Family planning is being encouraged now, more than ever. Despite that couples are not fully educated about the advantages and disadvantages of the different contraceptive methods. Instead of asking a healthcare professional, couples turn to friends for advice, which may not always provide the desired outcome.
Contraceptive methods (such as condoms, birth control pills, IUDs, etc.) have varying efficacies, side effects, and comfort levels. Reliable data in the form of summary sheets and comparison charts can be found on all medical websites. They can help each couple decide what suits them the best. This also prepares them for the expected side-effects of the contraceptive (such as bleeding or discharge) and provides accurate information about failure rates of each contraceptive method.
Know When to See a Doctor

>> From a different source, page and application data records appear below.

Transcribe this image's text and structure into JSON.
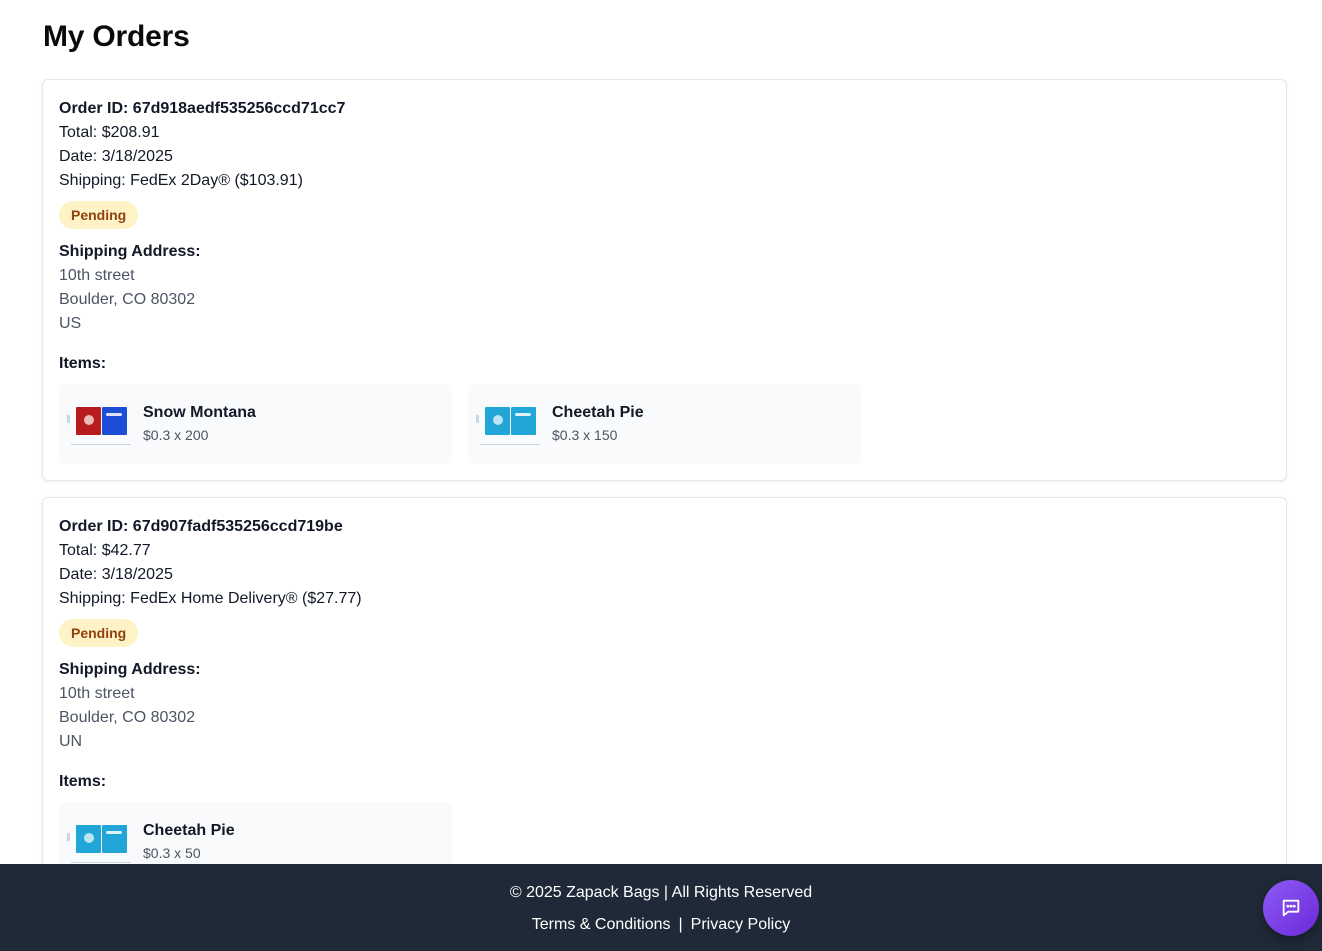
{
  "page_title": "My Orders",
  "colors": {
    "badge_bg": "#fef3c7",
    "badge_text": "#92400e",
    "footer_bg": "#1f2937",
    "chat_button": "#7c3aed"
  },
  "orders": [
    {
      "id_line": "Order ID: 67d918aedf535256ccd71cc7",
      "total_line": "Total: $208.91",
      "date_line": "Date: 3/18/2025",
      "shipping_line": "Shipping: FedEx 2Day® ($103.91)",
      "status": "Pending",
      "address_label": "Shipping Address:",
      "address": [
        "10th street",
        "Boulder, CO 80302",
        "US"
      ],
      "items_label": "Items:",
      "items": [
        {
          "name": "Snow Montana",
          "price": "$0.3 x 200",
          "thumb_left": "#b91c1c",
          "thumb_right": "#1d4ed8"
        },
        {
          "name": "Cheetah Pie",
          "price": "$0.3 x 150",
          "thumb_left": "#22a6d8",
          "thumb_right": "#22a6d8"
        }
      ]
    },
    {
      "id_line": "Order ID: 67d907fadf535256ccd719be",
      "total_line": "Total: $42.77",
      "date_line": "Date: 3/18/2025",
      "shipping_line": "Shipping: FedEx Home Delivery® ($27.77)",
      "status": "Pending",
      "address_label": "Shipping Address:",
      "address": [
        "10th street",
        "Boulder, CO 80302",
        "UN"
      ],
      "items_label": "Items:",
      "items": [
        {
          "name": "Cheetah Pie",
          "price": "$0.3 x 50",
          "thumb_left": "#22a6d8",
          "thumb_right": "#22a6d8"
        }
      ]
    }
  ],
  "footer": {
    "copyright": "© 2025 Zapack Bags | All Rights Reserved",
    "terms": "Terms & Conditions",
    "separator": "|",
    "privacy": "Privacy Policy"
  },
  "chat_button": {
    "icon": "chat-icon"
  }
}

Slight variations in the menstrual cycles are normal. But women should know that very heavy or irregular bleeding should be discussed with a doctor. Excess bleeding is usually due to abnormalities of the uterine wall. More commonly, the conditions are benign and can be controlled by medications or surgery. Nonetheless, it should be kept in mind that uterine cancer can also have the same symptoms. Therefore, a gynecologist should be contacted as soon as possible.
Other abnormal signs include itching, burning or excessive vaginal discharge which are usually the result of infections. Some infections come under the category of STDs (sexually transmitted diseases). Therefore it is important to get them diagnosed and treated promptly, otherwise they may transfer to the patient’s sexual partner.
Consider Male Factors
The male sperm is responsible for fertilizing the female eggs, resulting in pregnancy. In some cases, men develop abnormalities in quantity or quality of sperm, which hinders the chances of fertilization.
Another frequently encountered male reproductive problem is erectile dysfunction. In this problem men are not able to keep an erection firm enough for intercourse. The causes range from diabetes to stress. Therefore treatment is often targeted towards psychological rather than physiological issues.
To conclude, reproductive health is an important aspect of our lives. But due to the stigma attached to it in our culture, young men and women often have misconceptions, instigated by cultural myths. These issues not only affect our physical health, but can also have a negative impact on our psychological and social well-being, causing serious long-term consequences.